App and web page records

..............................

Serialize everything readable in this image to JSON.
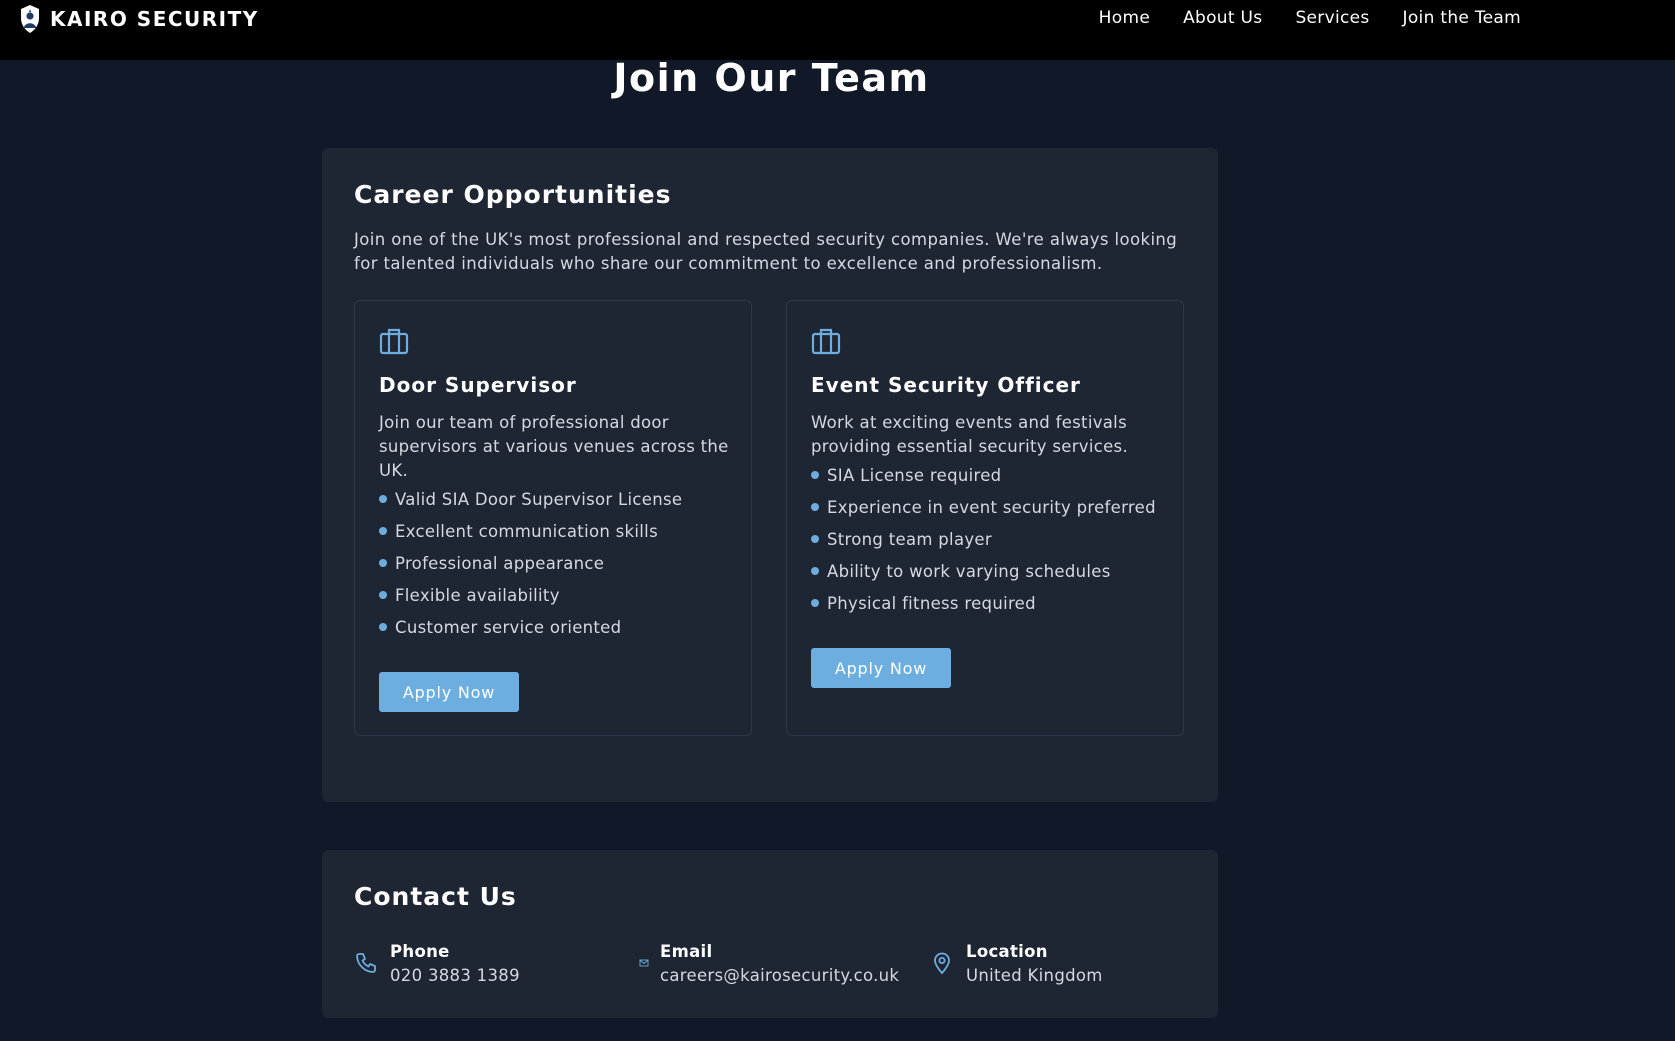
{
  "brand": {
    "name": "KAIRO SECURITY"
  },
  "nav": {
    "home": "Home",
    "about": "About Us",
    "services": "Services",
    "join": "Join the Team"
  },
  "page": {
    "title": "Join Our Team"
  },
  "careers": {
    "title": "Career Opportunities",
    "intro": "Join one of the UK's most professional and respected security companies. We're always looking for talented individuals who share our commitment to excellence and professionalism.",
    "jobs": [
      {
        "title": "Door Supervisor",
        "description": "Join our team of professional door supervisors at various venues across the UK.",
        "requirements": [
          "Valid SIA Door Supervisor License",
          "Excellent communication skills",
          "Professional appearance",
          "Flexible availability",
          "Customer service oriented"
        ],
        "apply_label": "Apply Now"
      },
      {
        "title": "Event Security Officer",
        "description": "Work at exciting events and festivals providing essential security services.",
        "requirements": [
          "SIA License required",
          "Experience in event security preferred",
          "Strong team player",
          "Ability to work varying schedules",
          "Physical fitness required"
        ],
        "apply_label": "Apply Now"
      }
    ]
  },
  "contact": {
    "title": "Contact Us",
    "phone": {
      "label": "Phone",
      "value": "020 3883 1389",
      "icon": "phone-icon"
    },
    "email": {
      "label": "Email",
      "value": "careers@kairosecurity.co.uk",
      "icon": "mail-icon"
    },
    "location": {
      "label": "Location",
      "value": "United Kingdom",
      "icon": "map-pin-icon"
    }
  },
  "colors": {
    "background": "#111827",
    "card": "#1e2533",
    "topbar": "#000000",
    "accent": "#6caee0"
  }
}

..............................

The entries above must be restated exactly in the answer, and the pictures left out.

(Task answer)
Serialize everything readable in this image to JSON.
{
  "brand": {
    "name": "KAIRO SECURITY"
  },
  "nav": {
    "home": "Home",
    "about": "About Us",
    "services": "Services",
    "join": "Join the Team"
  },
  "page": {
    "title": "Join Our Team"
  },
  "careers": {
    "title": "Career Opportunities",
    "intro": "Join one of the UK's most professional and respected security companies. We're always looking for talented individuals who share our commitment to excellence and professionalism.",
    "jobs": [
      {
        "title": "Door Supervisor",
        "description": "Join our team of professional door supervisors at various venues across the UK.",
        "requirements": [
          "Valid SIA Door Supervisor License",
          "Excellent communication skills",
          "Professional appearance",
          "Flexible availability",
          "Customer service oriented"
        ],
        "apply_label": "Apply Now"
      },
      {
        "title": "Event Security Officer",
        "description": "Work at exciting events and festivals providing essential security services.",
        "requirements": [
          "SIA License required",
          "Experience in event security preferred",
          "Strong team player",
          "Ability to work varying schedules",
          "Physical fitness required"
        ],
        "apply_label": "Apply Now"
      }
    ]
  },
  "contact": {
    "title": "Contact Us",
    "phone": {
      "label": "Phone",
      "value": "020 3883 1389",
      "icon": "phone-icon"
    },
    "email": {
      "label": "Email",
      "value": "careers@kairosecurity.co.uk",
      "icon": "mail-icon"
    },
    "location": {
      "label": "Location",
      "value": "United Kingdom",
      "icon": "map-pin-icon"
    }
  },
  "colors": {
    "background": "#111827",
    "card": "#1e2533",
    "topbar": "#000000",
    "accent": "#6caee0"
  }
}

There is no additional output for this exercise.